## Exercise objective
Lift out all lines below that contain "image".

## Given entries
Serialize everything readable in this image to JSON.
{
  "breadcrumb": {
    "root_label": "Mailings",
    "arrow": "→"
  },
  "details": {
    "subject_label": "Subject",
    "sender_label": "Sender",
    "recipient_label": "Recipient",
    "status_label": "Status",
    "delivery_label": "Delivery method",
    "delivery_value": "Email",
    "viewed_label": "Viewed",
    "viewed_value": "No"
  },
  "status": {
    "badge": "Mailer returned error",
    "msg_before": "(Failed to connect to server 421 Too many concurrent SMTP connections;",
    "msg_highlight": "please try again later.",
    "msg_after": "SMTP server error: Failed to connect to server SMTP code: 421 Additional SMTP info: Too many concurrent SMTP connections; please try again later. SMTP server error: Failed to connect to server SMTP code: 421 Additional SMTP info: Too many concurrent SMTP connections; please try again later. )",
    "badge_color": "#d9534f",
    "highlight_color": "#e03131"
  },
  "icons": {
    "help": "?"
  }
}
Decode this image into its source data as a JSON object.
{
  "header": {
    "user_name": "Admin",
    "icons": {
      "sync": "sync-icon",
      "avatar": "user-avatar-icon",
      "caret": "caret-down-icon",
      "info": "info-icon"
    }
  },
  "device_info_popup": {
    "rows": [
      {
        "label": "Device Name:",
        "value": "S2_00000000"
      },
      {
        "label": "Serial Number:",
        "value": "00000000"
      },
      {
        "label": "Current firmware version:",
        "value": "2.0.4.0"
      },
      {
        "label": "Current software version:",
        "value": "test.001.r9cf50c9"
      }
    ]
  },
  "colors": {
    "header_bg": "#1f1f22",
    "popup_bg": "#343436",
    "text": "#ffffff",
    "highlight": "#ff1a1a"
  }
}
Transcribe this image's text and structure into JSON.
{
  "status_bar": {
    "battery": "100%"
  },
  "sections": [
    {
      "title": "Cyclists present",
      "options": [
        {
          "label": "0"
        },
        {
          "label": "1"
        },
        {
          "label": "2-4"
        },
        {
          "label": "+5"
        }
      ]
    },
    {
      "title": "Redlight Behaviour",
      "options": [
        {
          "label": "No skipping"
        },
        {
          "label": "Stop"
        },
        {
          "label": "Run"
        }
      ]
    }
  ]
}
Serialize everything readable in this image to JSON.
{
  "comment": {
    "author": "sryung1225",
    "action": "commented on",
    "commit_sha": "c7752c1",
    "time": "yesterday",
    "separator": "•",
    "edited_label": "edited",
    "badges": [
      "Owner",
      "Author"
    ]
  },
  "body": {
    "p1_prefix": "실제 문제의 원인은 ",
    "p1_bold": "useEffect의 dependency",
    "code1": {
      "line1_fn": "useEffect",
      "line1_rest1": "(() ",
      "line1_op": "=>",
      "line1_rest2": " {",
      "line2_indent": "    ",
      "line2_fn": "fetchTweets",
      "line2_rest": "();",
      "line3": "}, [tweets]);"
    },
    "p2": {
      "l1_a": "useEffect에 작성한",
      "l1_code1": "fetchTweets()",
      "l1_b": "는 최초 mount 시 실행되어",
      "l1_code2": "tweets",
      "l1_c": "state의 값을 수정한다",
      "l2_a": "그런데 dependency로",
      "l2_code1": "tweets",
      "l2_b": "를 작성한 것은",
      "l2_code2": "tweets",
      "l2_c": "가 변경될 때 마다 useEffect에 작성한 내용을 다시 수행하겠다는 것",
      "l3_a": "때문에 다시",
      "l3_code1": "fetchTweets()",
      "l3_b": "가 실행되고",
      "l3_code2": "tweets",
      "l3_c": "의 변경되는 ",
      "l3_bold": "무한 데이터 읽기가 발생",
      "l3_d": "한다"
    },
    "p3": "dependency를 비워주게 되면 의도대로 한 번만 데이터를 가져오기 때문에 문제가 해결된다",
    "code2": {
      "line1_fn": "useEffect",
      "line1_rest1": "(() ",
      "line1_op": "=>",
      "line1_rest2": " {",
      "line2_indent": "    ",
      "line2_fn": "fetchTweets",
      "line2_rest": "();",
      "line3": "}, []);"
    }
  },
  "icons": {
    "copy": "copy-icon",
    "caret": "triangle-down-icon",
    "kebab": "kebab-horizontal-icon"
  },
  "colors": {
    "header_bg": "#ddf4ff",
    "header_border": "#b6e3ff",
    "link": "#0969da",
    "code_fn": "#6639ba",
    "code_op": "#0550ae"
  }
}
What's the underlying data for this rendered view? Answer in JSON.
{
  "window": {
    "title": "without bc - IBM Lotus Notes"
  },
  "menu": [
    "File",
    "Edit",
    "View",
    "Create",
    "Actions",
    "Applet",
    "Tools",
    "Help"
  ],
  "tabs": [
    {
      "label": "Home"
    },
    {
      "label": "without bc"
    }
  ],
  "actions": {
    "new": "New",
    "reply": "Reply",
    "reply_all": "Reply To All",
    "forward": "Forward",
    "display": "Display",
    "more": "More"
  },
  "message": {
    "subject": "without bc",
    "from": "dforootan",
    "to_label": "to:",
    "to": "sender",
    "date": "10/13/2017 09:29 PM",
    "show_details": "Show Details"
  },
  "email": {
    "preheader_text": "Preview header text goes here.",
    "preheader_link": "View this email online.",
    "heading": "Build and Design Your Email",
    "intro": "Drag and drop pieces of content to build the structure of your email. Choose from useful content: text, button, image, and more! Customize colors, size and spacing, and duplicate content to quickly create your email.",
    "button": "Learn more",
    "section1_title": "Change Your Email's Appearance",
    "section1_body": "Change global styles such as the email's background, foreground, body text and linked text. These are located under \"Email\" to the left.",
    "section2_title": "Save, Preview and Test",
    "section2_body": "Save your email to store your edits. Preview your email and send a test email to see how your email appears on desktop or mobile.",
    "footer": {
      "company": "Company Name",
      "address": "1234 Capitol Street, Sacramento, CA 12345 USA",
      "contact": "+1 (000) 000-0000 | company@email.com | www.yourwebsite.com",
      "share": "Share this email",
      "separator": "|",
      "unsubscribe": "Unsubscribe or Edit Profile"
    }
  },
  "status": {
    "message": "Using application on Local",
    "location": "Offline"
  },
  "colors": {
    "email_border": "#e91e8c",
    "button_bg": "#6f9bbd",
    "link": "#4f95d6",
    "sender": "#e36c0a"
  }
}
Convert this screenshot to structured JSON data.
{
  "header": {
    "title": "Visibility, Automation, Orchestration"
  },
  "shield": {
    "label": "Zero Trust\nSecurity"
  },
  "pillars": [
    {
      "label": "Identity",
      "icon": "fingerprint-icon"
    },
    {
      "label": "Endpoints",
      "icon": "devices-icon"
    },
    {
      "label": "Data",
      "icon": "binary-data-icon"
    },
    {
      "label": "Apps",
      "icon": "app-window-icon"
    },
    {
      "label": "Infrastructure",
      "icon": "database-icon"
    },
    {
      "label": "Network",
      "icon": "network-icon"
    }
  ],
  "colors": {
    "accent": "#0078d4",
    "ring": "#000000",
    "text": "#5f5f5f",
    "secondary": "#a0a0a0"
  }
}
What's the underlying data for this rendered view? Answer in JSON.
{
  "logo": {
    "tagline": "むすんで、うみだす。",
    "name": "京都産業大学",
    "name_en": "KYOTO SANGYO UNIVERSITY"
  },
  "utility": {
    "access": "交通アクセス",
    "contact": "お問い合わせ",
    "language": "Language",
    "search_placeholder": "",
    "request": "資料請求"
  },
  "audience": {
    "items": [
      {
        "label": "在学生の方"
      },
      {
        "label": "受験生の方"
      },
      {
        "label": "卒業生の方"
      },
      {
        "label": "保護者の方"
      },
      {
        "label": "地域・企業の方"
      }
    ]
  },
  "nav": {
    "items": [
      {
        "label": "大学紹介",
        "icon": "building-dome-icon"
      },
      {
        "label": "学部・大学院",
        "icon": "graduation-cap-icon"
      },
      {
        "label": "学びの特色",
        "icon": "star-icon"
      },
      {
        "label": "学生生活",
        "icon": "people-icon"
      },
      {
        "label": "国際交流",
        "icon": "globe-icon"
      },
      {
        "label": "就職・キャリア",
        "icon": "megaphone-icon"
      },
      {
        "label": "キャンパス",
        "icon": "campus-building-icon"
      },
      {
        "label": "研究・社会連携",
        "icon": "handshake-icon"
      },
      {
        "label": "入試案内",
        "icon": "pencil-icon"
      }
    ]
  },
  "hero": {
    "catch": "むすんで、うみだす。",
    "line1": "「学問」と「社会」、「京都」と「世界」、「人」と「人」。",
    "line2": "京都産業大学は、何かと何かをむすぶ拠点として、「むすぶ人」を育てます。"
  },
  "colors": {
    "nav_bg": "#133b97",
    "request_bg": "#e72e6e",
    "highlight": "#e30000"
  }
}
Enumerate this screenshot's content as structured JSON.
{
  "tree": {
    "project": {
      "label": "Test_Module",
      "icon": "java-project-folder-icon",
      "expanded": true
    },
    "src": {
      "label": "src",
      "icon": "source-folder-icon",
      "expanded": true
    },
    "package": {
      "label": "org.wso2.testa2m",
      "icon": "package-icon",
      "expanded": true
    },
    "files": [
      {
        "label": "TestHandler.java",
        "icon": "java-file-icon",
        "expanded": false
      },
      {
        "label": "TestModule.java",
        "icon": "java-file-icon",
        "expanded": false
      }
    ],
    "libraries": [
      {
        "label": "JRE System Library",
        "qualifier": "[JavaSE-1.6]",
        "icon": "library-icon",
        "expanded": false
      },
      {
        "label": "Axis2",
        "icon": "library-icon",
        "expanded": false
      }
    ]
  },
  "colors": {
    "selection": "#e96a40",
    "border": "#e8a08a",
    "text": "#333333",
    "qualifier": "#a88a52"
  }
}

## Result
Serialize everything readable in this image to JSON.
Decode this image into its source data as a JSON object.
Transcribe this image's text and structure into JSON.
Serialize everything readable in this image to JSON.
    "intro": "Drag and drop pieces of content to build the structure of your email. Choose from useful content: text, button, image, and more! Customize colors, size and spacing, and duplicate content to quickly create your email.",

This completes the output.